Psychophysical Education enables someone to perceive how they are doing what they are doing by breaking down activity into incremental, basic elements.  Once a person is able to observe their own coordination patterns, the performance of an action starts to migrate to a more conscious level enabling better control, coordination, and balance that manifests not simply in the physical movement, but also at a psychological level.


Key to understanding this new model of human function is Psychophysical Education’s grounding principle of multi-dimensional holism.  The same functional principles occur at different levels of complexity, whether we are considering molecules, cells, organs, limbs, or ourselves as a whole person.  New research increasingly evidences the fact that living structures, ourselves included, obey the laws of biotensegrity.  These state that a system’s overall functional properties by far exceed the capability of any one of its individual parts, and the working of each individual part depends on the functioning of each of the others.  The whole overall structure, as well as each component, is constantly striving for a balanced equilibrium, and any disturbance in the balance of one part will affect the others to a greater or lesser extent.

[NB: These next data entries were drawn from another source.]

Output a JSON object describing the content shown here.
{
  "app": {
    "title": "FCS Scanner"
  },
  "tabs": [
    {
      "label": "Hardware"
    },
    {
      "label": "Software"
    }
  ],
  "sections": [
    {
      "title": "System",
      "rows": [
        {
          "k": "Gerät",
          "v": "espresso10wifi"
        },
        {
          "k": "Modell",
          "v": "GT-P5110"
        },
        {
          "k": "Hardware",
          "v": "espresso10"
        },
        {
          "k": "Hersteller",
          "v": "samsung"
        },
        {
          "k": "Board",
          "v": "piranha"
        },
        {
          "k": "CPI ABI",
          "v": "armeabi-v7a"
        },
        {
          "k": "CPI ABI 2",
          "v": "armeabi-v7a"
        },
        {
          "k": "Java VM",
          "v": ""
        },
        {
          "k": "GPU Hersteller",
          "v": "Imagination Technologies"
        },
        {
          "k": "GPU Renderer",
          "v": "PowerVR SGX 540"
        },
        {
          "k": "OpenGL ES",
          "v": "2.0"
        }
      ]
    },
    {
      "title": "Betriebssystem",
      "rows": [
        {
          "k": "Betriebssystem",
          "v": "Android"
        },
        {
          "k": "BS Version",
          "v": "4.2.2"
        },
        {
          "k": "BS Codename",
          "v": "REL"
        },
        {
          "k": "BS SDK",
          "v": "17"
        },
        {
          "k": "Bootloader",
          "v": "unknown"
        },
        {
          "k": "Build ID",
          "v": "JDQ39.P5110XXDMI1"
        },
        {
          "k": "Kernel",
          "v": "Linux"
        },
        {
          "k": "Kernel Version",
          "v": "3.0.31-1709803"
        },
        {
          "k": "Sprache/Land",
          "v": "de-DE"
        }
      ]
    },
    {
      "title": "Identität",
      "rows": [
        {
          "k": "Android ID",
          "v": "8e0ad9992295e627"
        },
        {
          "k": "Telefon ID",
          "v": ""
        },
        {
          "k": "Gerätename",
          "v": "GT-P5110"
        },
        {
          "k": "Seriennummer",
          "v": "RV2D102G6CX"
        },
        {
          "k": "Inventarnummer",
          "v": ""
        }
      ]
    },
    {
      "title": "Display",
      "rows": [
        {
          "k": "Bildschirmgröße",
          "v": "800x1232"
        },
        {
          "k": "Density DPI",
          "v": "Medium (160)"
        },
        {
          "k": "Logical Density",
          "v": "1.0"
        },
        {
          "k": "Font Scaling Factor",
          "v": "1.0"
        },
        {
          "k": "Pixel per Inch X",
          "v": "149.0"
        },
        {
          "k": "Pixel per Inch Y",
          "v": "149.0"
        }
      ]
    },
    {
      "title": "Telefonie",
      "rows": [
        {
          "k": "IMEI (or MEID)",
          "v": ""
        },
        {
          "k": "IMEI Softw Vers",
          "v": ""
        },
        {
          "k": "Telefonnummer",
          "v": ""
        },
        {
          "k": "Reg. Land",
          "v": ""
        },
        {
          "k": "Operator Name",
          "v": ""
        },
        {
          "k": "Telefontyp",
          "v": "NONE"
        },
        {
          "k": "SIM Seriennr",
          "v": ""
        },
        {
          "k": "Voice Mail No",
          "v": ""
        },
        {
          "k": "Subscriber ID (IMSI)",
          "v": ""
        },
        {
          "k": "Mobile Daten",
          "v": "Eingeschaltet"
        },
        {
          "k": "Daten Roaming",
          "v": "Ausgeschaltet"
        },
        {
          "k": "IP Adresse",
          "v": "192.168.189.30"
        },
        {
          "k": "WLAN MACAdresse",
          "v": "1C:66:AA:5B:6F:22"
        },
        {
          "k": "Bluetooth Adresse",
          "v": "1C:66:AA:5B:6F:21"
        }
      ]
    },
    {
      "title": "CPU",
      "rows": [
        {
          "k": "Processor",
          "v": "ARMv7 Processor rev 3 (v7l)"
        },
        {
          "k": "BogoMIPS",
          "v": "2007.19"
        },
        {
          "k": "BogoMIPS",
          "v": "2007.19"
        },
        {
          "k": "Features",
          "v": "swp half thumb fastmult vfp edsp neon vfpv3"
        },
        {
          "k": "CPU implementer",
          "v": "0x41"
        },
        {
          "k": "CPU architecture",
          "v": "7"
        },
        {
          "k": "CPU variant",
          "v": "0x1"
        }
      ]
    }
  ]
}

Despite the fact that we are designed to follow the ground rules inherent in our biotensegrity structure, we can nevertheless consider ourselves as a highly plastic open system.  Throughout our life-span we are continually reacting and acting in accordance with our environment, which in turn shapes our reactions and, synonymously, our own psychophysical self.  Viewed in this way, it starts to become apparent how our lack of consciousness of how we work on a day-to-day, hour-to-hour, minute-to-minute, and second-to-second basis, can actively contribute to an ongoing loss of wellbeing. In early childhood, learned movements form the foundations of our habits of a lifetime.  Nevertheless, we are totally unaware that things we consider unimportant, such as the excess muscular tension we use in manipulating any object (a pen is an excellent example), standing off balance, or collapsing in a sofa, can have very damaging consequences for the correct working of our total structure throughout our life span.  And this structure is not simply physical, it depends on forging neural connections which form memories not simply for remembering events, but also for carrying out any activity.  Strong habits are characterised by strong neural connections.  If at a young age we learn to walk with uneven weight distribution, perhaps because of an injury, then every subsequent movement will reflect this ingrained habit.  As our life progresses, the habit undergoes a snowball effect, growing with all our learned behaviour until we find that we have, for example, stiff hips, a postural twist and, because of this, severe lower back pain.  This is why the study of Psychophysical Education is so effective.  It allows us to look at, and to unravel, the constituent elements of action, so that they can be remodelled and improved on.  The act of this ongoing study, which starts to become a part of our everyday activity, enables a more conscious, and therefore more mindful approach to how we live, which by definition, translates into better health and wellbeing.


Psychophysical Education encompasses the principles laid out by F. M. Alexander for the practice of his well-known Technique.  However, the scientific discoveries which underpin the theory, comprehension, and pedagogy of his method only started to emerge half a century after his death.  These transformed his legacy into a new field of study – Psychophysical Education.  This new approach to health and well-being continues to challenge the boundaries of our understanding of ourselves, whilst at the same time offering a transformative life skill that anyone can learn.

© 2019 Serena Woolf


For further information visit:


Serena Woolf MA, MSTAT, BSc (Hons), CNHC Registered
Tel: 07444 513196